Extract all lines in the data that contain the word "What".

[Study material — start]

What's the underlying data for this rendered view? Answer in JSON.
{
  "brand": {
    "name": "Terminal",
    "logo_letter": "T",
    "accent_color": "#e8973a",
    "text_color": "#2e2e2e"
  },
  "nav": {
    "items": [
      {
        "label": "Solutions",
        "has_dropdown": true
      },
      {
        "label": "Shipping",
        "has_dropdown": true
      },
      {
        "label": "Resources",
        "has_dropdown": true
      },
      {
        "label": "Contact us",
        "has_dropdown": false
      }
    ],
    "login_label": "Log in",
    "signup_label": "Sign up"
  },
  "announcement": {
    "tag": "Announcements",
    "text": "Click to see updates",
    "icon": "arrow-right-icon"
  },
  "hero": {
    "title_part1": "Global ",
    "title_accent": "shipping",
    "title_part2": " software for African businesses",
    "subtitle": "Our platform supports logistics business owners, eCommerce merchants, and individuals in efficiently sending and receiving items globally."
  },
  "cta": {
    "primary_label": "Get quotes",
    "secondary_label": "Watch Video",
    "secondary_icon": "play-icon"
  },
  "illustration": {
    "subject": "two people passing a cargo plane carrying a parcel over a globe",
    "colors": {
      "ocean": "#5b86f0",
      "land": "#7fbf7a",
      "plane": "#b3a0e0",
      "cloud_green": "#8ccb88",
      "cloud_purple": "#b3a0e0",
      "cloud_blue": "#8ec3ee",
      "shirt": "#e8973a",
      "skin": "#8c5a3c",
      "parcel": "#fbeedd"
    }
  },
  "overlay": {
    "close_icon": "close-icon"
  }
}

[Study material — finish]
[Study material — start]

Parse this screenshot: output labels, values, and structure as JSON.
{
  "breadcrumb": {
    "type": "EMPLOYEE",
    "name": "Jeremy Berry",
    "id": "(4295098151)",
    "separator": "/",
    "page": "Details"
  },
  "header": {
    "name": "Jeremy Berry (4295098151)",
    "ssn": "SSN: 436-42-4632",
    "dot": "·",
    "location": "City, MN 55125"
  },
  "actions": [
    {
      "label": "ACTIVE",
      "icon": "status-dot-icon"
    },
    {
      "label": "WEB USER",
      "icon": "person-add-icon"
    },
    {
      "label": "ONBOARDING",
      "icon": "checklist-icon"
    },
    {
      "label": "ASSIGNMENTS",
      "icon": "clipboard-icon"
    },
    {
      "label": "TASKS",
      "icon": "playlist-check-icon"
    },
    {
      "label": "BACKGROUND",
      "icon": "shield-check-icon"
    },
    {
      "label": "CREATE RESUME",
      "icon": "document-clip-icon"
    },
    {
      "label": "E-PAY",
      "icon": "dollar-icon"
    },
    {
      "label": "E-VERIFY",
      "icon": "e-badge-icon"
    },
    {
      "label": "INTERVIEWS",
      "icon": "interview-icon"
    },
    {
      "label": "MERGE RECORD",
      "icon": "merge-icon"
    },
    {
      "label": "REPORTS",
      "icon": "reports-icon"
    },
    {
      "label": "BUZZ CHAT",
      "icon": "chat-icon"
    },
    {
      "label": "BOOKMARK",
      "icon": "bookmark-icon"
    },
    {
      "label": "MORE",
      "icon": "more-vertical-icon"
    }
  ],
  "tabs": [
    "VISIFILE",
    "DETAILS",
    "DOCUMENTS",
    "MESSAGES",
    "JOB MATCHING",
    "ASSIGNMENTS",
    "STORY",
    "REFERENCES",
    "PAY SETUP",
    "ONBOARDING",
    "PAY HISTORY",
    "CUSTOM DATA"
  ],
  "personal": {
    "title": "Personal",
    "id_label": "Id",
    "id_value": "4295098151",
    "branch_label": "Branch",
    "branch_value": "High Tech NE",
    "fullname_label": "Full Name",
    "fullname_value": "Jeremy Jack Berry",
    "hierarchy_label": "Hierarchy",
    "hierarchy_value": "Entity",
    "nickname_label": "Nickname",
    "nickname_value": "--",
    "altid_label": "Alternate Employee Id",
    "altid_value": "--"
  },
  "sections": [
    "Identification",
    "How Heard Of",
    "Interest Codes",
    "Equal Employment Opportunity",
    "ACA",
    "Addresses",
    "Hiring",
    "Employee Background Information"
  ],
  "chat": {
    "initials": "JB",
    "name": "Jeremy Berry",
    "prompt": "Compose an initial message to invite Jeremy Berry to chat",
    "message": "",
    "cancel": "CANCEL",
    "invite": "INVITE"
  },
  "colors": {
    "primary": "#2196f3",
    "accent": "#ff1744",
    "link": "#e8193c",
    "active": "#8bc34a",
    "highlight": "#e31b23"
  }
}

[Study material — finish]
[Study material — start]

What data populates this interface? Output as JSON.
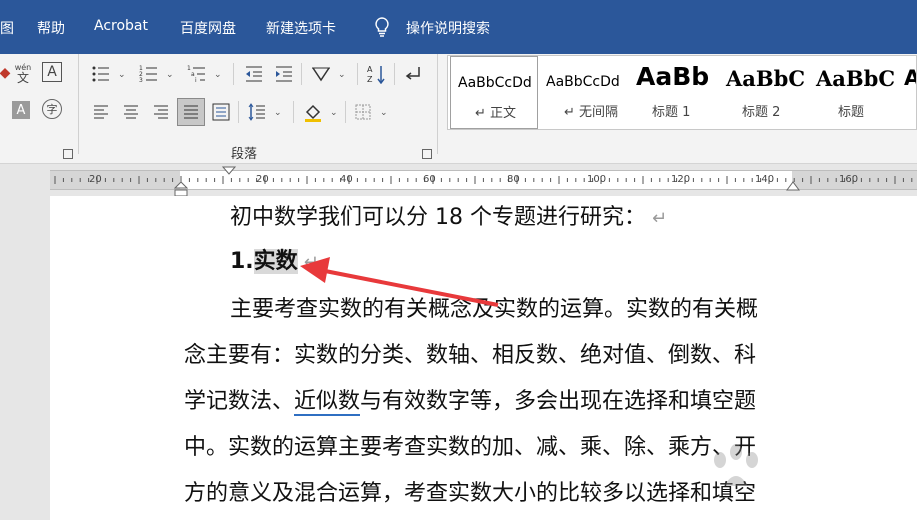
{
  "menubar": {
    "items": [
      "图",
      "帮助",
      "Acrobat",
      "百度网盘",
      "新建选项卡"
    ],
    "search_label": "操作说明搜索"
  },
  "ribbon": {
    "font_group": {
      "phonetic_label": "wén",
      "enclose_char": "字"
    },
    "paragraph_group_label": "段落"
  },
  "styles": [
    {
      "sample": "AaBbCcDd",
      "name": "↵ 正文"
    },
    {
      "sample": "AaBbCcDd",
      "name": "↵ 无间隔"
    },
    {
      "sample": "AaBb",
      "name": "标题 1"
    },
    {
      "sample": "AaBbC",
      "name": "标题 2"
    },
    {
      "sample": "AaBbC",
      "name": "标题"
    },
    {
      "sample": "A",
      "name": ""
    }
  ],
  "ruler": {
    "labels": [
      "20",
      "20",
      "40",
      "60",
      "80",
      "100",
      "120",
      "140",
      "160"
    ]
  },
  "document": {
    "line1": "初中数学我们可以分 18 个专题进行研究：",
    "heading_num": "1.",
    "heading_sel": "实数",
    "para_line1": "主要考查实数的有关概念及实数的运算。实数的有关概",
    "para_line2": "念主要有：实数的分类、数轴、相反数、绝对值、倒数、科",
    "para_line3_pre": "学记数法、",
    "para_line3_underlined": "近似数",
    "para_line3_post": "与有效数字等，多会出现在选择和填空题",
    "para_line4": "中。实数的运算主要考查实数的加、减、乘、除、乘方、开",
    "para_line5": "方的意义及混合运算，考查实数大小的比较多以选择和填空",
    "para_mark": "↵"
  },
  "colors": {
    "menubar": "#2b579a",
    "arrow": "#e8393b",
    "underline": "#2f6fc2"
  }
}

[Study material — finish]

- Answer to this task:
What's the underlying data for this rendered view? Answer in JSON.
What data populates this interface? Output as JSON.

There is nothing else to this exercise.